The La Merrill lab examines how prenatal toxicant exposures increase susceptibility to obesity, type 2 diabetes, dyslipidemia, and hypertension (together known as “metabolic syndrome”) during adulthood. Metabolic syndrome increases risk of cardiovascular disease and breast cancer, two major causes of death worldwide, hence we also investigate how prenatal toxicant exposures increase risk of cardiovascular disease and breast cancer. We have found that perinatal exposure to chemicals can cause metabolic changes in adults which increase risk for diseases such as type 2 diabetes, obesity, hypertension, breast cancer, and cardiovascular disease.
The La Merrill lab is also interested in how obesity resulting from high fat diet increases susceptibility to these diseases. We have recapitulated known associations between obesity and risk of type 2 diabetes and breast cancer in our mouse models. Interestingly, we have found that the risk of these diseases due to toxicant exposure and obesity is greater than you would expect from the singular effects of either obesity or toxicants on disease risk. We continue to explore why obese individuals are especially susceptible to toxicants and to diseases.
The La Merrill lab also evaluates genetic susceptibility to environmental disease. Our research on gene x environment interactions has been primarily focused on the dietary fat environment. We have used genomic approaches in mouse populations to reveal that the majority of genetic modifiers of mammary cancer significantly interacted with high fat diet. We plan to expand our research of genetic susceptibility using the Collaborative Cross, an emerging population of inbred mice strains with fine mapped SNPs designed to model the heterogeneous human population for the delineation of genetic and environmental determinants of disease.

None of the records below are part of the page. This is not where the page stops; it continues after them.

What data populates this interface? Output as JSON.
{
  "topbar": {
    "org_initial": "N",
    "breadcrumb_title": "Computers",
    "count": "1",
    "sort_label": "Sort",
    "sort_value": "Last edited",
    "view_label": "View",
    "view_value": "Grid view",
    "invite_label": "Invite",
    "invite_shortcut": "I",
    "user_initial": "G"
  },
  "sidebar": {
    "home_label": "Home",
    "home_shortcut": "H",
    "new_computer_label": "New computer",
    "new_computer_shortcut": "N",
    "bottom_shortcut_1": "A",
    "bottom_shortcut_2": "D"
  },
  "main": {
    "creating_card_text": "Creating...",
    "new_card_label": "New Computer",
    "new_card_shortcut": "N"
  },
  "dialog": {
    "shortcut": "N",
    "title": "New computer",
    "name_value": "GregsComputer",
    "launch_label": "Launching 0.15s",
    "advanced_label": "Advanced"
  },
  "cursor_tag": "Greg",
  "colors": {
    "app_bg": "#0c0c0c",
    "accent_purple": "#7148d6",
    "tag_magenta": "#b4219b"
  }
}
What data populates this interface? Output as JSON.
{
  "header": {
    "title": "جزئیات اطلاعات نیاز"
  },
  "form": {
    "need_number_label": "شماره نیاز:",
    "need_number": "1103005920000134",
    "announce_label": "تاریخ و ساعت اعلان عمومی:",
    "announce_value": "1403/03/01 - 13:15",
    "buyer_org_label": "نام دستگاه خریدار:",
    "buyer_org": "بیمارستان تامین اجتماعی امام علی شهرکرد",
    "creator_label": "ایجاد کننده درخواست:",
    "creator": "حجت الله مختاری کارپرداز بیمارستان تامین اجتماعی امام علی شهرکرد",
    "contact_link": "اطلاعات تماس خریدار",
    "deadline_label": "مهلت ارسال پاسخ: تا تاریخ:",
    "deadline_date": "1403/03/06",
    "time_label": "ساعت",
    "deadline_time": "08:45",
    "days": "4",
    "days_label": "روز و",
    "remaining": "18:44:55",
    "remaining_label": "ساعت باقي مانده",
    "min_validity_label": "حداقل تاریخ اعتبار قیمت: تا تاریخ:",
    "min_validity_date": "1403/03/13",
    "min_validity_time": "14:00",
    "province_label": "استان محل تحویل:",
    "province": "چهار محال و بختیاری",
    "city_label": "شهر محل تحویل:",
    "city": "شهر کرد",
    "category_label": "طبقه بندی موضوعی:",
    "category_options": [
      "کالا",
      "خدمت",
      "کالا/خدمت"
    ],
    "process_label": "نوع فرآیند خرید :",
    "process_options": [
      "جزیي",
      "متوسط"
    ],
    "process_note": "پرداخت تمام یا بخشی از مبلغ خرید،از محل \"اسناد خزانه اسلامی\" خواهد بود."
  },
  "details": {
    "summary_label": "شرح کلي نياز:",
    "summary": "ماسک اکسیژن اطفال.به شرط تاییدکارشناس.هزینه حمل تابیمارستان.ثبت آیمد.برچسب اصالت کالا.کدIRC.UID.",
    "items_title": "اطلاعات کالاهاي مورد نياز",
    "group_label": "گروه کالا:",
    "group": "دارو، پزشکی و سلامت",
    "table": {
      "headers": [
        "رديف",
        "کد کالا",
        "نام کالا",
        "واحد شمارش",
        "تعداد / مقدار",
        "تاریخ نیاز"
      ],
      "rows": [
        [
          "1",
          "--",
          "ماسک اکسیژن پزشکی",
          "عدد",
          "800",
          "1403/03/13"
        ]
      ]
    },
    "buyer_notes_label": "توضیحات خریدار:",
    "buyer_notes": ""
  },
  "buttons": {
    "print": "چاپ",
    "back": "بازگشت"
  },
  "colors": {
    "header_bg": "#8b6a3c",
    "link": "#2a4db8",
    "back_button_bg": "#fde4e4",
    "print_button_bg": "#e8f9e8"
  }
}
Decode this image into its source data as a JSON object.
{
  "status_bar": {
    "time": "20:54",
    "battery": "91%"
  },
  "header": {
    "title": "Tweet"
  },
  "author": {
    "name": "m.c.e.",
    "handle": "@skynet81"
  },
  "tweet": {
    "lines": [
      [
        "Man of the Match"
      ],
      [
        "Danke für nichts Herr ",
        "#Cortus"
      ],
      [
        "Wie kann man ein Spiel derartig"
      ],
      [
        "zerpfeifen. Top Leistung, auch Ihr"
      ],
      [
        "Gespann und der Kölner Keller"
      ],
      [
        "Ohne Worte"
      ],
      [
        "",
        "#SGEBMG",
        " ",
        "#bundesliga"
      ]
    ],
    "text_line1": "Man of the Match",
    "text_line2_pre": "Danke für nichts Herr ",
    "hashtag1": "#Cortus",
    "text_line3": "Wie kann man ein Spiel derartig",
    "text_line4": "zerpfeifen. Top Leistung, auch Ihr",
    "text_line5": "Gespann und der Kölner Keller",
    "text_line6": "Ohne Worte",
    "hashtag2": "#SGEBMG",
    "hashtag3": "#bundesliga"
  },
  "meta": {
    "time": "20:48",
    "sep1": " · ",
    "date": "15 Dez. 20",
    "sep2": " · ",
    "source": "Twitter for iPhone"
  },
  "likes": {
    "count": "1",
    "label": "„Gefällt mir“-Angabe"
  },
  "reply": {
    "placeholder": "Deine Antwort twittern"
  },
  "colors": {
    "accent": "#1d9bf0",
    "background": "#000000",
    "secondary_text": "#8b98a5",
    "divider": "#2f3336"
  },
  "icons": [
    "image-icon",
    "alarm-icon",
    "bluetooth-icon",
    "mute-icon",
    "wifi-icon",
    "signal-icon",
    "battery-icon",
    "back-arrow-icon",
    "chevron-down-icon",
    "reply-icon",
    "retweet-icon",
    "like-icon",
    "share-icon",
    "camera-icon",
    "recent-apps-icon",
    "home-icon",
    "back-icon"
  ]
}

In order to address our research questions, the La Merrill Lab conducts both epidemiological- and experimental- research to integrate human observations with mechanistic investigations. We believe this research approach will ultimately lead to improved disease prevention through primary prevention of exposure and secondarily through lifestyle- and pharmaceutical- interventions.